## Items from a data source
+---+

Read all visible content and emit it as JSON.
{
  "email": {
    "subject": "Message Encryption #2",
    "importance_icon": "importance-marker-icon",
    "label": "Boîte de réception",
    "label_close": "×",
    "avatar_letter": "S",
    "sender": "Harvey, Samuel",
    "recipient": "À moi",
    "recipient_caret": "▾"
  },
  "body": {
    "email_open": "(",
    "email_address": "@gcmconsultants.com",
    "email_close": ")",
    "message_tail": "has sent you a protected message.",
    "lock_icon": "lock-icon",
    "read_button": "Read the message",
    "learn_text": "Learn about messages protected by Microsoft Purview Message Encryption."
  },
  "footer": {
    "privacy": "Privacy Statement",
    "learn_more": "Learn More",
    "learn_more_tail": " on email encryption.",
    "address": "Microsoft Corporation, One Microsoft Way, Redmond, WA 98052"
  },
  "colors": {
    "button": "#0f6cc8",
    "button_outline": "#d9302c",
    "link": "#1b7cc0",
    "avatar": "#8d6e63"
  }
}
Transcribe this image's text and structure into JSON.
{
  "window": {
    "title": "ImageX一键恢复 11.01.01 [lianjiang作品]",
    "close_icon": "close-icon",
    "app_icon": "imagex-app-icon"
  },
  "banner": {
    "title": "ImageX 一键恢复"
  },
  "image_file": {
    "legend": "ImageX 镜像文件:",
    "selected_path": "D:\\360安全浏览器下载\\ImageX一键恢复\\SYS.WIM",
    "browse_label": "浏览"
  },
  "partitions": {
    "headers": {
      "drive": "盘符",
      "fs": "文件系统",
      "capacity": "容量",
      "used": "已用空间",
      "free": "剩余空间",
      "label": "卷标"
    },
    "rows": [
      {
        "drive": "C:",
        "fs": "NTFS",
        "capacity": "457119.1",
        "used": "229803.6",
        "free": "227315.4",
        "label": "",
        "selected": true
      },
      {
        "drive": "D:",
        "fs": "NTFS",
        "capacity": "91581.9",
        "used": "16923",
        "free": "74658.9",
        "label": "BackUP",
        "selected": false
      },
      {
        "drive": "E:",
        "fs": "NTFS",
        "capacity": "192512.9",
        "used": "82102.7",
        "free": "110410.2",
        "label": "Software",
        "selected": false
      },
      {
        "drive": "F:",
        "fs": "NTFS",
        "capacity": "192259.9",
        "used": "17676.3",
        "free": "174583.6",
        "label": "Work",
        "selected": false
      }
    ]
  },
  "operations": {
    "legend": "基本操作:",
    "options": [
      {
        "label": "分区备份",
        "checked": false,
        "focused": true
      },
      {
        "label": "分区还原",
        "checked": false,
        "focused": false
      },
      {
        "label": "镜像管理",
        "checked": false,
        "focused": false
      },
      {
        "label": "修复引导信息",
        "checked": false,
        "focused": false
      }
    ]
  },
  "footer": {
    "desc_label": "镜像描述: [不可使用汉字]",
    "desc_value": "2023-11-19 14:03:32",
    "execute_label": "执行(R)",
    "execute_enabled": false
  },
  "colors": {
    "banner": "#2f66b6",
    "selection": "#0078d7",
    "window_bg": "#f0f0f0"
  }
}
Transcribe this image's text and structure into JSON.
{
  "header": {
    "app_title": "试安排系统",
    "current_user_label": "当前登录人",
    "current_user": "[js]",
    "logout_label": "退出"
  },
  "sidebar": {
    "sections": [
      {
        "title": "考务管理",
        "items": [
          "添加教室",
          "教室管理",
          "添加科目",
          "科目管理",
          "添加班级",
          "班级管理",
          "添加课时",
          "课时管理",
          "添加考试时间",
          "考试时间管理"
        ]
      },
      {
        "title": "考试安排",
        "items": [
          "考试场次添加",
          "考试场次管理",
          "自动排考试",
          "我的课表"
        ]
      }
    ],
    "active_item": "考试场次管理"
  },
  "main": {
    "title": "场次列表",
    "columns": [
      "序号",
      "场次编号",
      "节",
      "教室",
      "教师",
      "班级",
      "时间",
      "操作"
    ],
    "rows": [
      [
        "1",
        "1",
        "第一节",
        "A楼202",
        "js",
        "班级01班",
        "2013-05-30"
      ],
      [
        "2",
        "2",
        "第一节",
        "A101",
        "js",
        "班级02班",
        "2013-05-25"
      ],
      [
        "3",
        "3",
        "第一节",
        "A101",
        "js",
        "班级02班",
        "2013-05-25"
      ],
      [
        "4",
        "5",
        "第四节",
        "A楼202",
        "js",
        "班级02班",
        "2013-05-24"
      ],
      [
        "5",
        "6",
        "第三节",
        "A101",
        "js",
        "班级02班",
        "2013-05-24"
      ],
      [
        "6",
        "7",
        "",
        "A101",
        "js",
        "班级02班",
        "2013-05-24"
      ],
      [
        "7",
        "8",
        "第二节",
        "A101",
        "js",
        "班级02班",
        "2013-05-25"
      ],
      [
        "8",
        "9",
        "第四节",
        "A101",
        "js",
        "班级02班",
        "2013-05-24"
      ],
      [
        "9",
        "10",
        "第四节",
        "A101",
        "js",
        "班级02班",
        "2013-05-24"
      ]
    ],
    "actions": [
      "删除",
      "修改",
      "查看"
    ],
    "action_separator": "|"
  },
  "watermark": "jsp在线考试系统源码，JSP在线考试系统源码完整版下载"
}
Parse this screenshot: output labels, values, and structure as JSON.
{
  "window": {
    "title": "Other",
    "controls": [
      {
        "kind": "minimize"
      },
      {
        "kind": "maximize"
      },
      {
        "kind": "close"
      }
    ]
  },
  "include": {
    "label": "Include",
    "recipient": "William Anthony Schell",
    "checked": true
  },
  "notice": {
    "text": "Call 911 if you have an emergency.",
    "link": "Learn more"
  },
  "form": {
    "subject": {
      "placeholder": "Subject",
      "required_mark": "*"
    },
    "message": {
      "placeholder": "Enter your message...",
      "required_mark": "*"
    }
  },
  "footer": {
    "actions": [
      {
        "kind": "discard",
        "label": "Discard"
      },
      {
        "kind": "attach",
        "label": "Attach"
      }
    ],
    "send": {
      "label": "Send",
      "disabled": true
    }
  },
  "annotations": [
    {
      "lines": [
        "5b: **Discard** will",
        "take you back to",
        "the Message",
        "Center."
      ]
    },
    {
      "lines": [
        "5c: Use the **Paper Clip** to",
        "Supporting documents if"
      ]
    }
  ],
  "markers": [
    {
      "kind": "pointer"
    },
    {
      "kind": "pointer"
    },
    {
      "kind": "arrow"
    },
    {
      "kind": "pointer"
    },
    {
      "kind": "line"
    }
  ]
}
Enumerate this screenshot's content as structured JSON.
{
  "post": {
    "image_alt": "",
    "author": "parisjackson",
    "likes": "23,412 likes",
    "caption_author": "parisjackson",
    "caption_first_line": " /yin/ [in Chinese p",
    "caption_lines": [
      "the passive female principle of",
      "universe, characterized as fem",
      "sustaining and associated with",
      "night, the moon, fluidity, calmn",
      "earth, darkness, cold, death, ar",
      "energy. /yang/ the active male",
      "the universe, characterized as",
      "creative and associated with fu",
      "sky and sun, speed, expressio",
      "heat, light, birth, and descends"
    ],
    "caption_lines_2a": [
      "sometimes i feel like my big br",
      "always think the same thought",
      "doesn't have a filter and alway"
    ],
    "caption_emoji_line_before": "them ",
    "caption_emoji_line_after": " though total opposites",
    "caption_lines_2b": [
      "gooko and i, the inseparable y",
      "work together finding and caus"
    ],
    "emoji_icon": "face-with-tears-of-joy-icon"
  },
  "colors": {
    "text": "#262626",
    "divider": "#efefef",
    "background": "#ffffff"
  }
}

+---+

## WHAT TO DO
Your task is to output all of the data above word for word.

## REPLY TO THE TASK
Read all visible content and emit it as JSON.
{
  "email": {
    "subject": "Message Encryption #2",
    "importance_icon": "importance-marker-icon",
    "label": "Boîte de réception",
    "label_close": "×",
    "avatar_letter": "S",
    "sender": "Harvey, Samuel",
    "recipient": "À moi",
    "recipient_caret": "▾"
  },
  "body": {
    "email_open": "(",
    "email_address": "@gcmconsultants.com",
    "email_close": ")",
    "message_tail": "has sent you a protected message.",
    "lock_icon": "lock-icon",
    "read_button": "Read the message",
    "learn_text": "Learn about messages protected by Microsoft Purview Message Encryption."
  },
  "footer": {
    "privacy": "Privacy Statement",
    "learn_more": "Learn More",
    "learn_more_tail": " on email encryption.",
    "address": "Microsoft Corporation, One Microsoft Way, Redmond, WA 98052"
  },
  "colors": {
    "button": "#0f6cc8",
    "button_outline": "#d9302c",
    "link": "#1b7cc0",
    "avatar": "#8d6e63"
  }
}
Transcribe this image's text and structure into JSON.
{
  "window": {
    "title": "ImageX一键恢复 11.01.01 [lianjiang作品]",
    "close_icon": "close-icon",
    "app_icon": "imagex-app-icon"
  },
  "banner": {
    "title": "ImageX 一键恢复"
  },
  "image_file": {
    "legend": "ImageX 镜像文件:",
    "selected_path": "D:\\360安全浏览器下载\\ImageX一键恢复\\SYS.WIM",
    "browse_label": "浏览"
  },
  "partitions": {
    "headers": {
      "drive": "盘符",
      "fs": "文件系统",
      "capacity": "容量",
      "used": "已用空间",
      "free": "剩余空间",
      "label": "卷标"
    },
    "rows": [
      {
        "drive": "C:",
        "fs": "NTFS",
        "capacity": "457119.1",
        "used": "229803.6",
        "free": "227315.4",
        "label": "",
        "selected": true
      },
      {
        "drive": "D:",
        "fs": "NTFS",
        "capacity": "91581.9",
        "used": "16923",
        "free": "74658.9",
        "label": "BackUP",
        "selected": false
      },
      {
        "drive": "E:",
        "fs": "NTFS",
        "capacity": "192512.9",
        "used": "82102.7",
        "free": "110410.2",
        "label": "Software",
        "selected": false
      },
      {
        "drive": "F:",
        "fs": "NTFS",
        "capacity": "192259.9",
        "used": "17676.3",
        "free": "174583.6",
        "label": "Work",
        "selected": false
      }
    ]
  },
  "operations": {
    "legend": "基本操作:",
    "options": [
      {
        "label": "分区备份",
        "checked": false,
        "focused": true
      },
      {
        "label": "分区还原",
        "checked": false,
        "focused": false
      },
      {
        "label": "镜像管理",
        "checked": false,
        "focused": false
      },
      {
        "label": "修复引导信息",
        "checked": false,
        "focused": false
      }
    ]
  },
  "footer": {
    "desc_label": "镜像描述: [不可使用汉字]",
    "desc_value": "2023-11-19 14:03:32",
    "execute_label": "执行(R)",
    "execute_enabled": false
  },
  "colors": {
    "banner": "#2f66b6",
    "selection": "#0078d7",
    "window_bg": "#f0f0f0"
  }
}
Transcribe this image's text and structure into JSON.
{
  "header": {
    "app_title": "试安排系统",
    "current_user_label": "当前登录人",
    "current_user": "[js]",
    "logout_label": "退出"
  },
  "sidebar": {
    "sections": [
      {
        "title": "考务管理",
        "items": [
          "添加教室",
          "教室管理",
          "添加科目",
          "科目管理",
          "添加班级",
          "班级管理",
          "添加课时",
          "课时管理",
          "添加考试时间",
          "考试时间管理"
        ]
      },
      {
        "title": "考试安排",
        "items": [
          "考试场次添加",
          "考试场次管理",
          "自动排考试",
          "我的课表"
        ]
      }
    ],
    "active_item": "考试场次管理"
  },
  "main": {
    "title": "场次列表",
    "columns": [
      "序号",
      "场次编号",
      "节",
      "教室",
      "教师",
      "班级",
      "时间",
      "操作"
    ],
    "rows": [
      [
        "1",
        "1",
        "第一节",
        "A楼202",
        "js",
        "班级01班",
        "2013-05-30"
      ],
      [
        "2",
        "2",
        "第一节",
        "A101",
        "js",
        "班级02班",
        "2013-05-25"
      ],
      [
        "3",
        "3",
        "第一节",
        "A101",
        "js",
        "班级02班",
        "2013-05-25"
      ],
      [
        "4",
        "5",
        "第四节",
        "A楼202",
        "js",
        "班级02班",
        "2013-05-24"
      ],
      [
        "5",
        "6",
        "第三节",
        "A101",
        "js",
        "班级02班",
        "2013-05-24"
      ],
      [
        "6",
        "7",
        "",
        "A101",
        "js",
        "班级02班",
        "2013-05-24"
      ],
      [
        "7",
        "8",
        "第二节",
        "A101",
        "js",
        "班级02班",
        "2013-05-25"
      ],
      [
        "8",
        "9",
        "第四节",
        "A101",
        "js",
        "班级02班",
        "2013-05-24"
      ],
      [
        "9",
        "10",
        "第四节",
        "A101",
        "js",
        "班级02班",
        "2013-05-24"
      ]
    ],
    "actions": [
      "删除",
      "修改",
      "查看"
    ],
    "action_separator": "|"
  },
  "watermark": "jsp在线考试系统源码，JSP在线考试系统源码完整版下载"
}
Parse this screenshot: output labels, values, and structure as JSON.
{
  "window": {
    "title": "Other",
    "controls": [
      {
        "kind": "minimize"
      },
      {
        "kind": "maximize"
      },
      {
        "kind": "close"
      }
    ]
  },
  "include": {
    "label": "Include",
    "recipient": "William Anthony Schell",
    "checked": true
  },
  "notice": {
    "text": "Call 911 if you have an emergency.",
    "link": "Learn more"
  },
  "form": {
    "subject": {
      "placeholder": "Subject",
      "required_mark": "*"
    },
    "message": {
      "placeholder": "Enter your message...",
      "required_mark": "*"
    }
  },
  "footer": {
    "actions": [
      {
        "kind": "discard",
        "label": "Discard"
      },
      {
        "kind": "attach",
        "label": "Attach"
      }
    ],
    "send": {
      "label": "Send",
      "disabled": true
    }
  },
  "annotations": [
    {
      "lines": [
        "5b: **Discard** will",
        "take you back to",
        "the Message",
        "Center."
      ]
    },
    {
      "lines": [
        "5c: Use the **Paper Clip** to",
        "Supporting documents if"
      ]
    }
  ],
  "markers": [
    {
      "kind": "pointer"
    },
    {
      "kind": "pointer"
    },
    {
      "kind": "arrow"
    },
    {
      "kind": "pointer"
    },
    {
      "kind": "line"
    }
  ]
}
Enumerate this screenshot's content as structured JSON.
{
  "post": {
    "image_alt": "",
    "author": "parisjackson",
    "likes": "23,412 likes",
    "caption_author": "parisjackson",
    "caption_first_line": " /yin/ [in Chinese p",
    "caption_lines": [
      "the passive female principle of",
      "universe, characterized as fem",
      "sustaining and associated with",
      "night, the moon, fluidity, calmn",
      "earth, darkness, cold, death, ar",
      "energy. /yang/ the active male",
      "the universe, characterized as",
      "creative and associated with fu",
      "sky and sun, speed, expressio",
      "heat, light, birth, and descends"
    ],
    "caption_lines_2a": [
      "sometimes i feel like my big br",
      "always think the same thought",
      "doesn't have a filter and alway"
    ],
    "caption_emoji_line_before": "them ",
    "caption_emoji_line_after": " though total opposites",
    "caption_lines_2b": [
      "gooko and i, the inseparable y",
      "work together finding and caus"
    ],
    "emoji_icon": "face-with-tears-of-joy-icon"
  },
  "colors": {
    "text": "#262626",
    "divider": "#efefef",
    "background": "#ffffff"
  }
}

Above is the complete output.